* * *
We appreciate your consideration of our comments on this proposal. If you have any questions or need additional information, please contact me at (202) 218-3563
Dorothy M. Donohue
cc: Mary Dunbar, Vice-President and Deputy General Counsel
Eleni Constantine, Associate Counsel
Officer of General Counsel
The Nasdaq Stock Market, Inc.
Paul F. Roye, Director
Susan Nash, Associate Director
Division of Investment Management
Annette Nazareth, Director
Jennifer Lewis, Attorney
Division of Market Regulation
U.S. Securities and Exchange Commission
1 The Investment Company Institute is the national association of the American investment company industry. Its membership includes 8,678 open-end investment companies (“mutual funds”), 555 closed-end investment companies, 106 exchange-traded funds, and six sponsors of unit investment trusts.

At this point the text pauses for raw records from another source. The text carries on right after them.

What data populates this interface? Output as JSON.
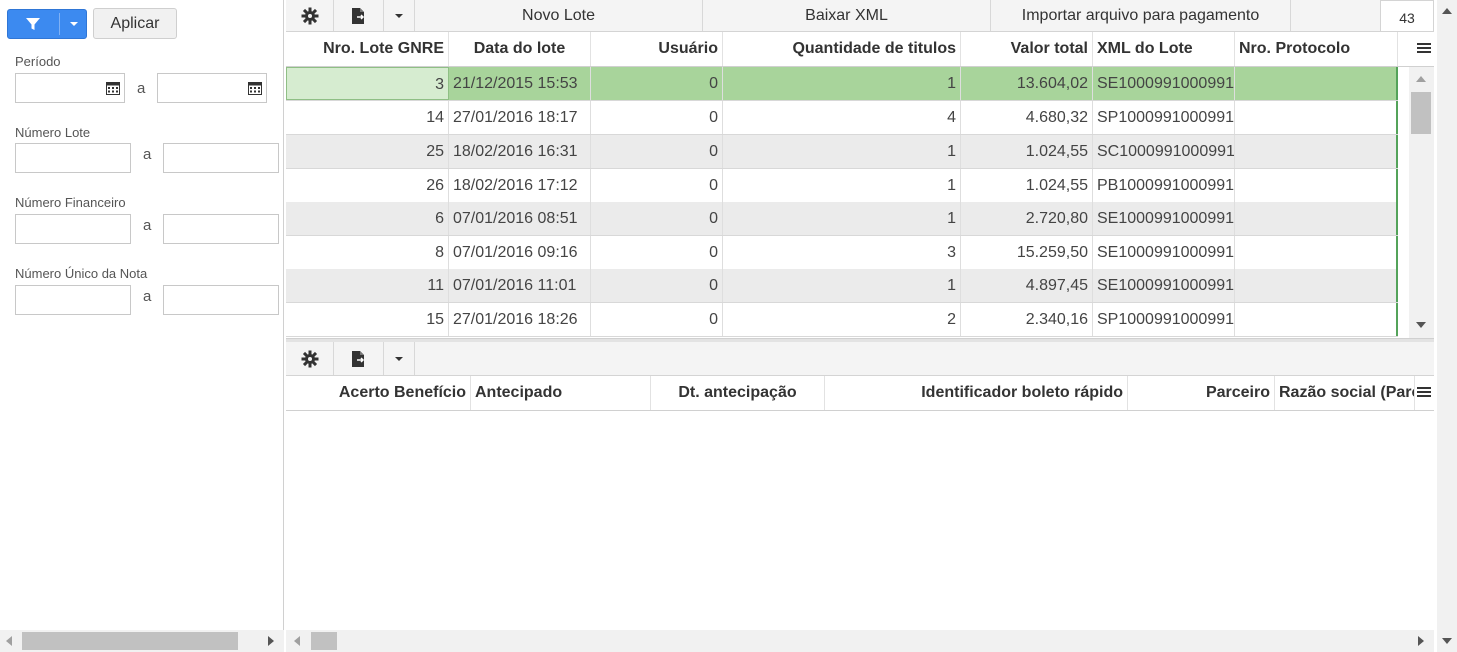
{
  "filters": {
    "apply_label": "Aplicar",
    "periodo_label": "Período",
    "numero_lote_label": "Número Lote",
    "numero_financeiro_label": "Número Financeiro",
    "numero_unico_label": "Número Único da Nota",
    "range_sep": "a",
    "periodo_from": "",
    "periodo_to": "",
    "lote_from": "",
    "lote_to": "",
    "fin_from": "",
    "fin_to": "",
    "nota_from": "",
    "nota_to": ""
  },
  "top_toolbar": {
    "novo_lote": "Novo Lote",
    "baixar_xml": "Baixar XML",
    "importar": "Importar arquivo para pagamento",
    "count": "43"
  },
  "top_grid": {
    "columns": [
      "Nro. Lote GNRE",
      "Data do lote",
      "Usuário",
      "Quantidade de titulos",
      "Valor total",
      "XML do Lote",
      "Nro. Protocolo"
    ],
    "rows": [
      {
        "lote": "3",
        "data": "21/12/2015 15:53",
        "usuario": "0",
        "qtd": "1",
        "valor": "13.604,02",
        "xml": "SE1000991000991",
        "protocolo": ""
      },
      {
        "lote": "14",
        "data": "27/01/2016 18:17",
        "usuario": "0",
        "qtd": "4",
        "valor": "4.680,32",
        "xml": "SP1000991000991",
        "protocolo": ""
      },
      {
        "lote": "25",
        "data": "18/02/2016 16:31",
        "usuario": "0",
        "qtd": "1",
        "valor": "1.024,55",
        "xml": "SC1000991000991",
        "protocolo": ""
      },
      {
        "lote": "26",
        "data": "18/02/2016 17:12",
        "usuario": "0",
        "qtd": "1",
        "valor": "1.024,55",
        "xml": "PB1000991000991",
        "protocolo": ""
      },
      {
        "lote": "6",
        "data": "07/01/2016 08:51",
        "usuario": "0",
        "qtd": "1",
        "valor": "2.720,80",
        "xml": "SE1000991000991",
        "protocolo": ""
      },
      {
        "lote": "8",
        "data": "07/01/2016 09:16",
        "usuario": "0",
        "qtd": "3",
        "valor": "15.259,50",
        "xml": "SE1000991000991",
        "protocolo": ""
      },
      {
        "lote": "11",
        "data": "07/01/2016 11:01",
        "usuario": "0",
        "qtd": "1",
        "valor": "4.897,45",
        "xml": "SE1000991000991",
        "protocolo": ""
      },
      {
        "lote": "15",
        "data": "27/01/2016 18:26",
        "usuario": "0",
        "qtd": "2",
        "valor": "2.340,16",
        "xml": "SP1000991000991",
        "protocolo": ""
      }
    ]
  },
  "bottom_grid": {
    "columns": [
      "Acerto Benefício",
      "Antecipado",
      "Dt. antecipação",
      "Identificador boleto rápido",
      "Parceiro",
      "Razão social (Parc"
    ]
  },
  "colors": {
    "accent_blue": "#3c8af0",
    "selected_row": "#a8d49b",
    "alt_row": "#ebebeb"
  }
}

Its mutual fund members have assets of about $6.697 trillion, accounting for approximately 95 percent of total industry assets, and 90.2 million individual shareholders.
2 SEC Release No. 34-48125 (July 2, 2003) [68 FR 41194 (July 10, 2003)] (“Proposing Release”).
3 See SEC Release No. 34-47672 (April 11, 2003) [68 FR 19051 (April 17, 2003)].
4 See Section 17 of the Investment Company Act.
5 See Section 17(a)(3) of the Investment Company Act.
6 See Section 17(e) of the Investment Company Act.
7 See Section 17(f) of the Investment Company Act.
8 See Rule 30a-2 under the Investment Company Act.
9 Because registered investment companies typically do not have employees, we note that the proposed code of conduct requirements would, in most instances, only apply to an investment company’s directors and officers. There are, however, several closed-end investment companies that are internally managed and that, therefore, have employees.
10 See Release 34-47672 at 19052, supra note 3, stating that the proposed code of conduct requirement as well as certain other proposed requirements are “unnecessary for closed-end management companies given the pervasive federal regulation applicable to them” and that none of the proposed requirements are necessary for exchange-traded investment companies.
11 Proposing Release at 41195
12 See Rule 30d-1 under the Investment Company Act (generally exempting registered investment companies from the requirement to file quarterly reports) and Rules 13a-11 and 15d-11(b) under the Securities Exchange Act of 1934 (generally exempting registered investment companies from Form 8-K filing requirements). Regulation Blackout Trading Restriction represents the only instance where the SEC has required investment companies to report on Form 8-K. In one other instance, Regulation Fair Disclosure, the SEC permitted investment companies to use Form 8-K as one of several alternative permissible methods for reporting.
13 Items 2(d) and 2(e) of Form N-CSR and Instructions 102P3 (a)(4) and (a)(9) of Form N-SAR. In contrast, the SEC required operating companies to disclose waivers on Form 8-K or, alternatively, on their Internet websites. See Items 10 of Form 8-K.
14 We note that there is a statement in the interpretive material accompanying proposed Rule 4350(m) suggesting that Nasdaq-listed issuers would be required to report “violators” of the law to “appropriate authorities.” See Proposing Release at 41195. We request Nasdaq to clarify that reporting violations of laws, rules, and regulations to appropriate personnel within a particular company would be sufficient for the purposes of a Nasdaq code of conduct. The recommended clarification would make the Nasdaq code of conduct more consistent with Commission rules implementing Section 406 of the Sarbanes-Oxley Act and the NYSE’s proposal regarding codes of conduct.